In midrise construction, hollow core precast concrete slabs are popular for flooring. Open web steel joists are also extremely common. Insulated concrete floor systems are also available.
Embed plates and beam pockets are formed and installed during wall erection. Proper concrete consolidation in these areas are will avoid the possibility of honeycombing and voids.
Other connection details, such as ICF-to-CMU, ICF-to-cast in place concrete, deck-to-wall, and roof-to-wall details are available from the ICF manufacturer.
Part 5. Other Details
Gable walls can be formed as an extension of the ICF wall. Specialty radius forms are available for curved walls, or they can be made in the field from straight blocks if sufficient additional reinforcement and bracing is provided.
Taper top forms and brickledge blocks facilitate masonry façades, or any other place a wider concrete bearing surface is required.
Part 6. Cost, Schedule, and the Value Proposition
ICF construction is energy efficient, and tends to be most cost effective when the developer is also the long-term owner. The forms also absorb sound extremely well, and are popular for building types that need to dampen noise within the building. These include multi-screen movie theaters, multifamily construction, the hospitality sector, churches, and schools.
Cost data will vary regionally, based on labor rates, site conditions, and project details such as wall heights, steel requirements, and the number of openings. However, in general, the cost is very competitive with other commercial wall types.

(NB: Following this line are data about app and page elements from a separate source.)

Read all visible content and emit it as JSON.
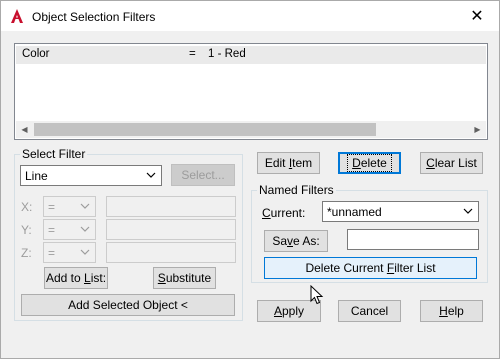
{
  "window": {
    "title": "Object Selection Filters",
    "close_glyph": "✕",
    "icon": "autocad-app-icon"
  },
  "filter_list": {
    "rows": [
      {
        "property": "Color",
        "operator": "=",
        "value": "1 - Red"
      }
    ]
  },
  "select_filter": {
    "group_label": "Select Filter",
    "type_value": "Line",
    "select_button": "Select...",
    "x_label": "X:",
    "y_label": "Y:",
    "z_label": "Z:",
    "x_op": "=",
    "y_op": "=",
    "z_op": "=",
    "add_to_list_pre": "Add to ",
    "add_to_list_key": "L",
    "add_to_list_post": "ist:",
    "substitute_key": "S",
    "substitute_post": "ubstitute",
    "add_selected": "Add Selected Object <"
  },
  "edit_buttons": {
    "edit_item_pre": "Edit ",
    "edit_item_key": "I",
    "edit_item_post": "tem",
    "delete_key": "D",
    "delete_post": "elete",
    "clear_list_pre": "",
    "clear_list_key": "C",
    "clear_list_post": "lear List"
  },
  "named_filters": {
    "group_label": "Named Filters",
    "current_key": "C",
    "current_post": "urrent:",
    "current_value": "*unnamed",
    "save_as_pre": "Sa",
    "save_as_key": "v",
    "save_as_post": "e As:",
    "save_as_input": "",
    "delete_current_pre": "Delete Current ",
    "delete_current_key": "F",
    "delete_current_post": "ilter List"
  },
  "footer": {
    "apply_key": "A",
    "apply_post": "pply",
    "cancel": "Cancel",
    "help_key": "H",
    "help_post": "elp"
  },
  "colors": {
    "focus_blue": "#0078d7",
    "app_icon_red": "#c8102e"
  }
}
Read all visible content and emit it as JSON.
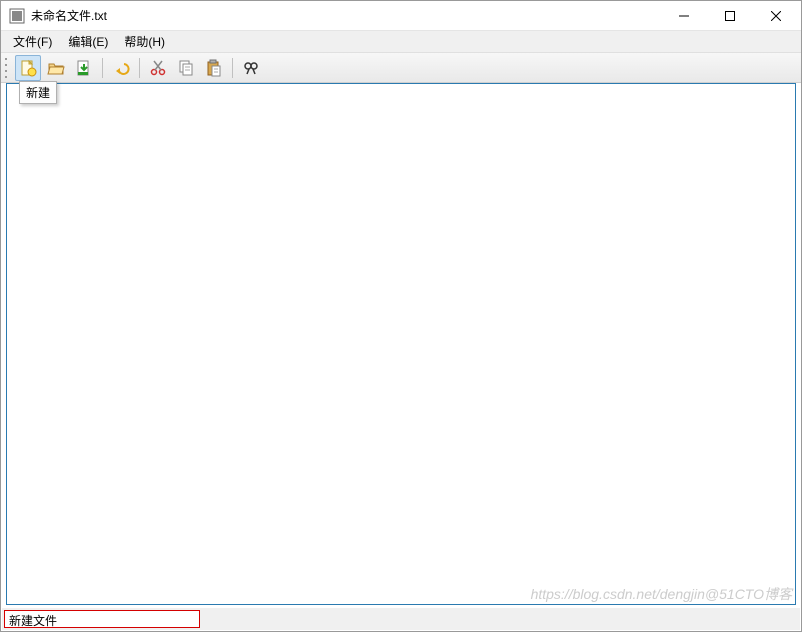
{
  "window": {
    "title": "未命名文件.txt"
  },
  "menu": {
    "file": "文件(F)",
    "edit": "编辑(E)",
    "help": "帮助(H)"
  },
  "toolbar": {
    "tooltip_new": "新建",
    "icons": {
      "new": "new-file-icon",
      "open": "open-folder-icon",
      "save": "save-icon",
      "undo": "undo-icon",
      "cut": "cut-icon",
      "copy": "copy-icon",
      "paste": "paste-icon",
      "find": "find-icon"
    }
  },
  "editor": {
    "content": ""
  },
  "statusbar": {
    "message": "新建文件"
  },
  "watermark": "https://blog.csdn.net/dengjin@51CTO博客"
}
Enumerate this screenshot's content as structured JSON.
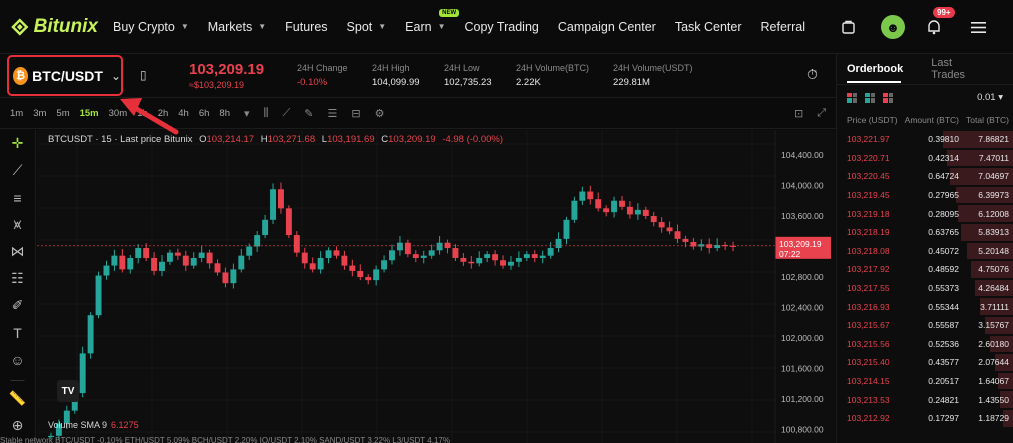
{
  "nav": {
    "logo": "Bitunix",
    "menu": [
      {
        "label": "Buy Crypto",
        "dropdown": true
      },
      {
        "label": "Markets",
        "dropdown": true
      },
      {
        "label": "Futures",
        "dropdown": false
      },
      {
        "label": "Spot",
        "dropdown": true
      },
      {
        "label": "Earn",
        "dropdown": true,
        "badge": "NEW"
      },
      {
        "label": "Copy Trading",
        "dropdown": false
      },
      {
        "label": "Campaign Center",
        "dropdown": false
      },
      {
        "label": "Task Center",
        "dropdown": false
      },
      {
        "label": "Referral",
        "dropdown": false
      }
    ],
    "notification_count": "99+"
  },
  "ticker": {
    "pair": "BTC/USDT",
    "last_price": "103,209.19",
    "last_price_usd": "≈$103,209.19",
    "stats": [
      {
        "label": "24H Change",
        "value": "-0.10%",
        "negative": true
      },
      {
        "label": "24H High",
        "value": "104,099.99",
        "negative": false
      },
      {
        "label": "24H Low",
        "value": "102,735.23",
        "negative": false
      },
      {
        "label": "24H Volume(BTC)",
        "value": "2.22K",
        "negative": false
      },
      {
        "label": "24H Volume(USDT)",
        "value": "229.81M",
        "negative": false
      }
    ]
  },
  "intervals": [
    "1m",
    "3m",
    "5m",
    "15m",
    "30m",
    "1h",
    "2h",
    "4h",
    "6h",
    "8h"
  ],
  "active_interval": "15m",
  "chart": {
    "legend_symbol": "BTCUSDT · 15 · Last price Bitunix",
    "ohlc": {
      "o": "103,214.17",
      "h": "103,271.68",
      "l": "103,191.69",
      "c": "103,209.19",
      "change": "-4.98 (-0.00%)"
    },
    "price_axis": [
      "104,400.00",
      "104,000.00",
      "103,600.00",
      "102,800.00",
      "102,400.00",
      "102,000.00",
      "101,600.00",
      "101,200.00",
      "100,800.00"
    ],
    "current_price_label": "103,209.19",
    "countdown": "07:22",
    "sma_label": "Volume SMA 9",
    "sma_value": "6.1275",
    "watermark": "TV"
  },
  "chart_data": {
    "type": "line",
    "title": "",
    "xlabel": "",
    "ylabel": "",
    "ylim": [
      100600,
      104700
    ],
    "series": [
      {
        "values": [
          100720,
          100880,
          101050,
          101280,
          101800,
          102300,
          102820,
          102950,
          103080,
          102900,
          103050,
          103180,
          103050,
          102880,
          103000,
          103120,
          103080,
          102950,
          103050,
          103120,
          102980,
          102860,
          102720,
          102900,
          103080,
          103200,
          103350,
          103550,
          103950,
          103700,
          103350,
          103120,
          102980,
          102900,
          103050,
          103150,
          103080,
          102950,
          102880,
          102800,
          102760,
          102900,
          103020,
          103150,
          103250,
          103100,
          103050,
          103080,
          103150,
          103250,
          103180,
          103050,
          103000,
          102980,
          103050,
          103100,
          103020,
          102950,
          103000,
          103050,
          103100,
          103050,
          103080,
          103180,
          103300,
          103550,
          103800,
          103920,
          103820,
          103700,
          103650,
          103800,
          103720,
          103620,
          103680,
          103600,
          103520,
          103450,
          103400,
          103300,
          103260,
          103200,
          103230,
          103180,
          103220,
          103210,
          103209
        ]
      }
    ]
  },
  "orderbook": {
    "tabs": [
      "Orderbook",
      "Last Trades"
    ],
    "precision": "0.01",
    "headers": [
      "Price (USDT)",
      "Amount (BTC)",
      "Total (BTC)"
    ],
    "asks": [
      {
        "price": "103,221.97",
        "amount": "0.39810",
        "total": "7.86821",
        "depth": 1.0
      },
      {
        "price": "103,220.71",
        "amount": "0.42314",
        "total": "7.47011",
        "depth": 0.95
      },
      {
        "price": "103,220.45",
        "amount": "0.64724",
        "total": "7.04697",
        "depth": 0.9
      },
      {
        "price": "103,219.45",
        "amount": "0.27965",
        "total": "6.39973",
        "depth": 0.81
      },
      {
        "price": "103,219.18",
        "amount": "0.28095",
        "total": "6.12008",
        "depth": 0.78
      },
      {
        "price": "103,218.19",
        "amount": "0.63765",
        "total": "5.83913",
        "depth": 0.74
      },
      {
        "price": "103,218.08",
        "amount": "0.45072",
        "total": "5.20148",
        "depth": 0.66
      },
      {
        "price": "103,217.92",
        "amount": "0.48592",
        "total": "4.75076",
        "depth": 0.6
      },
      {
        "price": "103,217.55",
        "amount": "0.55373",
        "total": "4.26484",
        "depth": 0.54
      },
      {
        "price": "103,216.93",
        "amount": "0.55344",
        "total": "3.71111",
        "depth": 0.47
      },
      {
        "price": "103,215.67",
        "amount": "0.55587",
        "total": "3.15767",
        "depth": 0.4
      },
      {
        "price": "103,215.56",
        "amount": "0.52536",
        "total": "2.60180",
        "depth": 0.33
      },
      {
        "price": "103,215.40",
        "amount": "0.43577",
        "total": "2.07644",
        "depth": 0.26
      },
      {
        "price": "103,214.15",
        "amount": "0.20517",
        "total": "1.64067",
        "depth": 0.21
      },
      {
        "price": "103,213.53",
        "amount": "0.24821",
        "total": "1.43550",
        "depth": 0.18
      },
      {
        "price": "103,212.92",
        "amount": "0.17297",
        "total": "1.18729",
        "depth": 0.15
      }
    ]
  },
  "strip": "Stable network  BTC/USDT -0.10%  ETH/USDT 5.09%  BCH/USDT 2.20%  IO/USDT 2.10%  SAND/USDT 3.22%  L3/USDT 4.17%",
  "colors": {
    "accent": "#a3e635",
    "down": "#e8424e",
    "up": "#26a69a",
    "annotation": "#e5303a"
  }
}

Some recent commercial ICF projects cost less than an eight-inch CMU wall when comparable finishes were required. When long-term energy costs are considered, the savings can be significant.